“Everything was closed, and the only thing I could do outside my apartment was walk through the bosque [the forested riverbanks],” says Duniven. “I walked the same paths every week, noting all of the different things I saw each time. I’d never before noticed the differences from week to week, the different plants flowering, the subtle changes in bird activity.”
Duniven’s leisurely strolls eventually morphed into daylong outings in the Sandia Mountains that loom over the city, and at Bosque del Apache National Wildlife Refuge, a 57,000-acre preserve straddling the banks of the Rio Grande in southern New Mexico, renowned for its perennial draw of migratory waterfowl.
|Duniven and friend birding. Photo courtesy David Duniven|
“I realized that one of the great things about getting into nature is getting away from the stimulation of the city,” Duniven says. “While I love the hustle and bustle, hiking around looking for new birds is both engaging and relaxing.”
The dentist-cum-birder also began bringing his camera on his outings, capturing images of avian species on his checklist, from western and summer tanagers, to Townsend's warblers, blue grosbeaks, white-breasted nuthatches, and downy woodpeckers.
While Duniven says his most memorable birding experience occurred in Costa Rica’s Monteverde Cloud Forest, where he beheld a pair of quetzals, what he calls “the holy grail” for many birders, his time at the start of the pandemic opened up a whole new world, right in his own backyard.

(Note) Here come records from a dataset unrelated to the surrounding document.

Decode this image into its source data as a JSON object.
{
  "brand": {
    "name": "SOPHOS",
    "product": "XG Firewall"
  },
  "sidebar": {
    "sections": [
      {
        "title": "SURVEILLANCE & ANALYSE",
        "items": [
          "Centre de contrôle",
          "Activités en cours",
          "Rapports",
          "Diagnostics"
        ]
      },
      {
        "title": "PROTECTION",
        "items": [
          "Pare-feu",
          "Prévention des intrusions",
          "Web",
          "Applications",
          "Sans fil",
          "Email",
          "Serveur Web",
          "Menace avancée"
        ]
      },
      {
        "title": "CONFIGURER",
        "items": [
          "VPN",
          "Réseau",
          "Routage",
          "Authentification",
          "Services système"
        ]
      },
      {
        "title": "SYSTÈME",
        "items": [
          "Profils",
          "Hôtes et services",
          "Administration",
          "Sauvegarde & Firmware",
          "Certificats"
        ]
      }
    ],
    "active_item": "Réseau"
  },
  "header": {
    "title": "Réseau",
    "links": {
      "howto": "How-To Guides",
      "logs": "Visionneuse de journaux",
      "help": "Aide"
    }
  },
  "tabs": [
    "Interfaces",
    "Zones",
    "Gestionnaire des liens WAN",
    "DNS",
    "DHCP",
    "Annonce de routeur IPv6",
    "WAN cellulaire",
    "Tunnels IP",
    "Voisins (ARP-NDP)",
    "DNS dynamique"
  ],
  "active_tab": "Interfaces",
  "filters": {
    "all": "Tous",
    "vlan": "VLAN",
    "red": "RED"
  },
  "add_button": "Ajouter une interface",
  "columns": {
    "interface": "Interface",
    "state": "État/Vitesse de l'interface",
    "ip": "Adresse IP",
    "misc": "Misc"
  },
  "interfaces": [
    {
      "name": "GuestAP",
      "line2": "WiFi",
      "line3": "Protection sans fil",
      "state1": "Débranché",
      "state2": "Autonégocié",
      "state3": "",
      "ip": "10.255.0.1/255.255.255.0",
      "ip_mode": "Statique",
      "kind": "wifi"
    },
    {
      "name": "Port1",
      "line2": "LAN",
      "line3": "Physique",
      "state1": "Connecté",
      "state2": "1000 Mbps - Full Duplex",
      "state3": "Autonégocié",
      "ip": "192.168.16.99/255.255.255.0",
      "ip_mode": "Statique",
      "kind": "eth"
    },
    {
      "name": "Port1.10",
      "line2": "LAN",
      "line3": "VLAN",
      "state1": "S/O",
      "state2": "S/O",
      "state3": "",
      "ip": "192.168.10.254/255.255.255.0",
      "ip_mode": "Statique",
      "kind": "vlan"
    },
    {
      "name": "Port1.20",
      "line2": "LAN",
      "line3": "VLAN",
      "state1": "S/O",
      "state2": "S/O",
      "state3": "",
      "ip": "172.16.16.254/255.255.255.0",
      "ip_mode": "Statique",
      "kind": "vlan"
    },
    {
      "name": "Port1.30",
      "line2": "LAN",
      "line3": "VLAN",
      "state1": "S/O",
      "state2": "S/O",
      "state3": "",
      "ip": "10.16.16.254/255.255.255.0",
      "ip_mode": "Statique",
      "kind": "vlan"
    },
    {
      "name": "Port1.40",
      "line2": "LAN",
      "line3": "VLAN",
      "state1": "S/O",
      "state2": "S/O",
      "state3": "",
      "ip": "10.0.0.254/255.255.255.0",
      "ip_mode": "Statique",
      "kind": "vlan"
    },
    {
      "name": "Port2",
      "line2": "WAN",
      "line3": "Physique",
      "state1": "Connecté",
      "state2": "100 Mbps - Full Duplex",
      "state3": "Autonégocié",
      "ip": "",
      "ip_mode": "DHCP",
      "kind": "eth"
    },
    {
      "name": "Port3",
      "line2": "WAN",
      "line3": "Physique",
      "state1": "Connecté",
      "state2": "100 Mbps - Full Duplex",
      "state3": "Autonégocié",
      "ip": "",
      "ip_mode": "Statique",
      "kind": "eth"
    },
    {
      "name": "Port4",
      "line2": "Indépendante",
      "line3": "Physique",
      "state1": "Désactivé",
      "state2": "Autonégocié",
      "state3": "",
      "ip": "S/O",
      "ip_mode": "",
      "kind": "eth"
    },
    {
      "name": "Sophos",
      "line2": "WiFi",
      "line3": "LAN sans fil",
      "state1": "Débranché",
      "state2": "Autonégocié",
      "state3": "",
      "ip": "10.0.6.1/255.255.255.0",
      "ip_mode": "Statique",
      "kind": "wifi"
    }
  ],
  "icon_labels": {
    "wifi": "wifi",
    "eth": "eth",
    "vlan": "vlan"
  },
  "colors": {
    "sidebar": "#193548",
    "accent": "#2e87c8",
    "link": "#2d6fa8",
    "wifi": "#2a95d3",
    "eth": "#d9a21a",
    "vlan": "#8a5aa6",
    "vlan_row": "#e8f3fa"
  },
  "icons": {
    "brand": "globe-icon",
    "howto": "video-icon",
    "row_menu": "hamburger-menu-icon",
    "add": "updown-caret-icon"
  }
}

“I didn’t realize just how great the wildlife was here within Albuquerque city limits until I started walking around the bosque last year to get some fresh air,” Duniven says. “When I’m at home, I invariably pull out my phone or iPad and ‘doom-scroll.’ In nature, something real captures my attention – and now I’m beginning to pay attention to other parts of the environment that I used to overlook.”
This sentiment precisely reflects the mission of a campaign established during the pandemic by a partnership including the U.S. Fish and Wildlife Service, Klamath Bird Observatory, and Partners in Flight, a broad network of more than 150 organizations devoted to bird conservation in the Western Hemisphere. Making the best of the circumstances surrounding a global pandemic, the #BigYearAtHome campaign is an interactive and collaborative call to communities of all kinds, touting the rewards of bird watching and promoting bird-related conservation efforts.
“Since 1970, nearly 3 billion birds have been lost in North America,” says Kristin Madden, a chief with our Division of Migratory Birds in Albuquerque. “These are species that provide critical ecosystem services, such as seed dispersal, pollination, and eating insects that carry disease and damage crops. They are vital to many cultures and bring joy to our lives. It is imperative to connect communities to their surroundings, to the importance of conservation, and the myriad ways we can work to help bring them back.”
Certainly, Duniven, through the lens of his newfound interest in birds, appreciates the importance of conservation. And he’ll continue looking for more species on his birding checklist.
“The seasons are starting to change and you never know what you may get to see,” he says.
-Ben Ikenson, Freelance Writer, Arkansas-Rio Grande-Texas Gulf and Lower Colorado Basin Regions